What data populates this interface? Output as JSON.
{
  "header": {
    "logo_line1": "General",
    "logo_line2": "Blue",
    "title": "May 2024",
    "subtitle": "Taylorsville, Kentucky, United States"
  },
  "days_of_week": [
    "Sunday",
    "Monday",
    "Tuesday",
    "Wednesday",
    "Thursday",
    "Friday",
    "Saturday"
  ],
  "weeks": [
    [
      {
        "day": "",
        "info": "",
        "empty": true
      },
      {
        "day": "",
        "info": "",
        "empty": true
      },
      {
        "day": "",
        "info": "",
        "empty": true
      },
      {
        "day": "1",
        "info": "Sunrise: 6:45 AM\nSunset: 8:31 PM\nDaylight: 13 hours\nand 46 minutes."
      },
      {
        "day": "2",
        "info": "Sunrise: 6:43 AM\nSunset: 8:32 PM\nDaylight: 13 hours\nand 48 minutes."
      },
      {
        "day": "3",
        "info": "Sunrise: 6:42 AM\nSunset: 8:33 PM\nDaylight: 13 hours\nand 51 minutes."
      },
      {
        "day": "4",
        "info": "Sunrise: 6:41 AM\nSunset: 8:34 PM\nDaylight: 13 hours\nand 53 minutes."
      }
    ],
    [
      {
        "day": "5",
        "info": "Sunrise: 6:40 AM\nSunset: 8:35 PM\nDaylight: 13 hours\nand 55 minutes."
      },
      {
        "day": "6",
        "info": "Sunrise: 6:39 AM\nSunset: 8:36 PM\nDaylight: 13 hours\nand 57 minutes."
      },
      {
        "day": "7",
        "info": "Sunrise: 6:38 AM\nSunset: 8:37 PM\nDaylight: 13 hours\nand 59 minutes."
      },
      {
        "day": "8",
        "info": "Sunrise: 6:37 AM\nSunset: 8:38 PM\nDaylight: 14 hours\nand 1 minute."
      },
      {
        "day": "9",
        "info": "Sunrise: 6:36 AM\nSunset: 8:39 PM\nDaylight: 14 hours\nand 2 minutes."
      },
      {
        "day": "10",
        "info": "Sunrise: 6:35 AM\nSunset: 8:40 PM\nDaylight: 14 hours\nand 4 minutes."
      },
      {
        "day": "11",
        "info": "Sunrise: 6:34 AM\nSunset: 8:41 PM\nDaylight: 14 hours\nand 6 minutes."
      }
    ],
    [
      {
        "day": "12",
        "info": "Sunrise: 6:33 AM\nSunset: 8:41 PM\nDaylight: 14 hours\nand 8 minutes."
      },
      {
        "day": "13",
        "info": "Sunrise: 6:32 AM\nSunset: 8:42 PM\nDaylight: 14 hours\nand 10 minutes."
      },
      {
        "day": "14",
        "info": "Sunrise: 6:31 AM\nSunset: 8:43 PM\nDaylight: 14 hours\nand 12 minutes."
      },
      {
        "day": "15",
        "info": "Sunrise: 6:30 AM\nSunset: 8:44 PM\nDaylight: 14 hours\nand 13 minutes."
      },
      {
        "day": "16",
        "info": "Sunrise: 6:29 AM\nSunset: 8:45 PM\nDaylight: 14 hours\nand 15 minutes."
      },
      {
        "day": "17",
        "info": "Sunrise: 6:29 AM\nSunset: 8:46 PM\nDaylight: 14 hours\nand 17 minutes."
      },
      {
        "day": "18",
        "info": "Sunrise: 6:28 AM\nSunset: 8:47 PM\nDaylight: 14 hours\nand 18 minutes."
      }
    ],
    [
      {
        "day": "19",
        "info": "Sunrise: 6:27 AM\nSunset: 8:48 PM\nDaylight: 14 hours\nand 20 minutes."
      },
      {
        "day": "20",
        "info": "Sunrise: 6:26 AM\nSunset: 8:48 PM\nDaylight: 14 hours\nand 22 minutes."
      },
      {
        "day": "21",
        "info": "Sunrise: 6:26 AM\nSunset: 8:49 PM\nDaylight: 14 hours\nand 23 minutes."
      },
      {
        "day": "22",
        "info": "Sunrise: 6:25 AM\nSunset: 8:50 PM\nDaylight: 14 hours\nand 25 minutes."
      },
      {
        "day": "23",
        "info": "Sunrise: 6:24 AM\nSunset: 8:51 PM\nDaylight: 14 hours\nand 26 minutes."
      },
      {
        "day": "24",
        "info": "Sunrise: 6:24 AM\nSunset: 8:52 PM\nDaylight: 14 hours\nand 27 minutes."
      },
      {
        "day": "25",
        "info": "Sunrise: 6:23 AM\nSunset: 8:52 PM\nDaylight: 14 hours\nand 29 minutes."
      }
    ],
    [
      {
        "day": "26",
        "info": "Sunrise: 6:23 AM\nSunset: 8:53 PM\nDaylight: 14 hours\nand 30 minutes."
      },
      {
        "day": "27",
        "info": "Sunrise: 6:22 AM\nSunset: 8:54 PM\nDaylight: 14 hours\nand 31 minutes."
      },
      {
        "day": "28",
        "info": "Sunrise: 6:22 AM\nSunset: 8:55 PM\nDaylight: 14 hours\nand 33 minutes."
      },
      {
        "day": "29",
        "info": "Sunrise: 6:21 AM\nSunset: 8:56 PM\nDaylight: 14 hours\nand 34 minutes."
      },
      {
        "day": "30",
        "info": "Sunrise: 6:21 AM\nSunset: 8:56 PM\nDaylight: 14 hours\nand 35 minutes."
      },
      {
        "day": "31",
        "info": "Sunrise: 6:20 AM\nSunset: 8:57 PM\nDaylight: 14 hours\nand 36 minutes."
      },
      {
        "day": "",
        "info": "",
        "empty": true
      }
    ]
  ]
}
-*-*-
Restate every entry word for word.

What data populates this interface? Output as JSON.
{
  "header": {
    "logo_line1": "General",
    "logo_line2": "Blue",
    "title": "May 2024",
    "subtitle": "Taylorsville, Kentucky, United States"
  },
  "days_of_week": [
    "Sunday",
    "Monday",
    "Tuesday",
    "Wednesday",
    "Thursday",
    "Friday",
    "Saturday"
  ],
  "weeks": [
    [
      {
        "day": "",
        "info": "",
        "empty": true
      },
      {
        "day": "",
        "info": "",
        "empty": true
      },
      {
        "day": "",
        "info": "",
        "empty": true
      },
      {
        "day": "1",
        "info": "Sunrise: 6:45 AM\nSunset: 8:31 PM\nDaylight: 13 hours\nand 46 minutes."
      },
      {
        "day": "2",
        "info": "Sunrise: 6:43 AM\nSunset: 8:32 PM\nDaylight: 13 hours\nand 48 minutes."
      },
      {
        "day": "3",
        "info": "Sunrise: 6:42 AM\nSunset: 8:33 PM\nDaylight: 13 hours\nand 51 minutes."
      },
      {
        "day": "4",
        "info": "Sunrise: 6:41 AM\nSunset: 8:34 PM\nDaylight: 13 hours\nand 53 minutes."
      }
    ],
    [
      {
        "day": "5",
        "info": "Sunrise: 6:40 AM\nSunset: 8:35 PM\nDaylight: 13 hours\nand 55 minutes."
      },
      {
        "day": "6",
        "info": "Sunrise: 6:39 AM\nSunset: 8:36 PM\nDaylight: 13 hours\nand 57 minutes."
      },
      {
        "day": "7",
        "info": "Sunrise: 6:38 AM\nSunset: 8:37 PM\nDaylight: 13 hours\nand 59 minutes."
      },
      {
        "day": "8",
        "info": "Sunrise: 6:37 AM\nSunset: 8:38 PM\nDaylight: 14 hours\nand 1 minute."
      },
      {
        "day": "9",
        "info": "Sunrise: 6:36 AM\nSunset: 8:39 PM\nDaylight: 14 hours\nand 2 minutes."
      },
      {
        "day": "10",
        "info": "Sunrise: 6:35 AM\nSunset: 8:40 PM\nDaylight: 14 hours\nand 4 minutes."
      },
      {
        "day": "11",
        "info": "Sunrise: 6:34 AM\nSunset: 8:41 PM\nDaylight: 14 hours\nand 6 minutes."
      }
    ],
    [
      {
        "day": "12",
        "info": "Sunrise: 6:33 AM\nSunset: 8:41 PM\nDaylight: 14 hours\nand 8 minutes."
      },
      {
        "day": "13",
        "info": "Sunrise: 6:32 AM\nSunset: 8:42 PM\nDaylight: 14 hours\nand 10 minutes."
      },
      {
        "day": "14",
        "info": "Sunrise: 6:31 AM\nSunset: 8:43 PM\nDaylight: 14 hours\nand 12 minutes."
      },
      {
        "day": "15",
        "info": "Sunrise: 6:30 AM\nSunset: 8:44 PM\nDaylight: 14 hours\nand 13 minutes."
      },
      {
        "day": "16",
        "info": "Sunrise: 6:29 AM\nSunset: 8:45 PM\nDaylight: 14 hours\nand 15 minutes."
      },
      {
        "day": "17",
        "info": "Sunrise: 6:29 AM\nSunset: 8:46 PM\nDaylight: 14 hours\nand 17 minutes."
      },
      {
        "day": "18",
        "info": "Sunrise: 6:28 AM\nSunset: 8:47 PM\nDaylight: 14 hours\nand 18 minutes."
      }
    ],
    [
      {
        "day": "19",
        "info": "Sunrise: 6:27 AM\nSunset: 8:48 PM\nDaylight: 14 hours\nand 20 minutes."
      },
      {
        "day": "20",
        "info": "Sunrise: 6:26 AM\nSunset: 8:48 PM\nDaylight: 14 hours\nand 22 minutes."
      },
      {
        "day": "21",
        "info": "Sunrise: 6:26 AM\nSunset: 8:49 PM\nDaylight: 14 hours\nand 23 minutes."
      },
      {
        "day": "22",
        "info": "Sunrise: 6:25 AM\nSunset: 8:50 PM\nDaylight: 14 hours\nand 25 minutes."
      },
      {
        "day": "23",
        "info": "Sunrise: 6:24 AM\nSunset: 8:51 PM\nDaylight: 14 hours\nand 26 minutes."
      },
      {
        "day": "24",
        "info": "Sunrise: 6:24 AM\nSunset: 8:52 PM\nDaylight: 14 hours\nand 27 minutes."
      },
      {
        "day": "25",
        "info": "Sunrise: 6:23 AM\nSunset: 8:52 PM\nDaylight: 14 hours\nand 29 minutes."
      }
    ],
    [
      {
        "day": "26",
        "info": "Sunrise: 6:23 AM\nSunset: 8:53 PM\nDaylight: 14 hours\nand 30 minutes."
      },
      {
        "day": "27",
        "info": "Sunrise: 6:22 AM\nSunset: 8:54 PM\nDaylight: 14 hours\nand 31 minutes."
      },
      {
        "day": "28",
        "info": "Sunrise: 6:22 AM\nSunset: 8:55 PM\nDaylight: 14 hours\nand 33 minutes."
      },
      {
        "day": "29",
        "info": "Sunrise: 6:21 AM\nSunset: 8:56 PM\nDaylight: 14 hours\nand 34 minutes."
      },
      {
        "day": "30",
        "info": "Sunrise: 6:21 AM\nSunset: 8:56 PM\nDaylight: 14 hours\nand 35 minutes."
      },
      {
        "day": "31",
        "info": "Sunrise: 6:20 AM\nSunset: 8:57 PM\nDaylight: 14 hours\nand 36 minutes."
      },
      {
        "day": "",
        "info": "",
        "empty": true
      }
    ]
  ]
}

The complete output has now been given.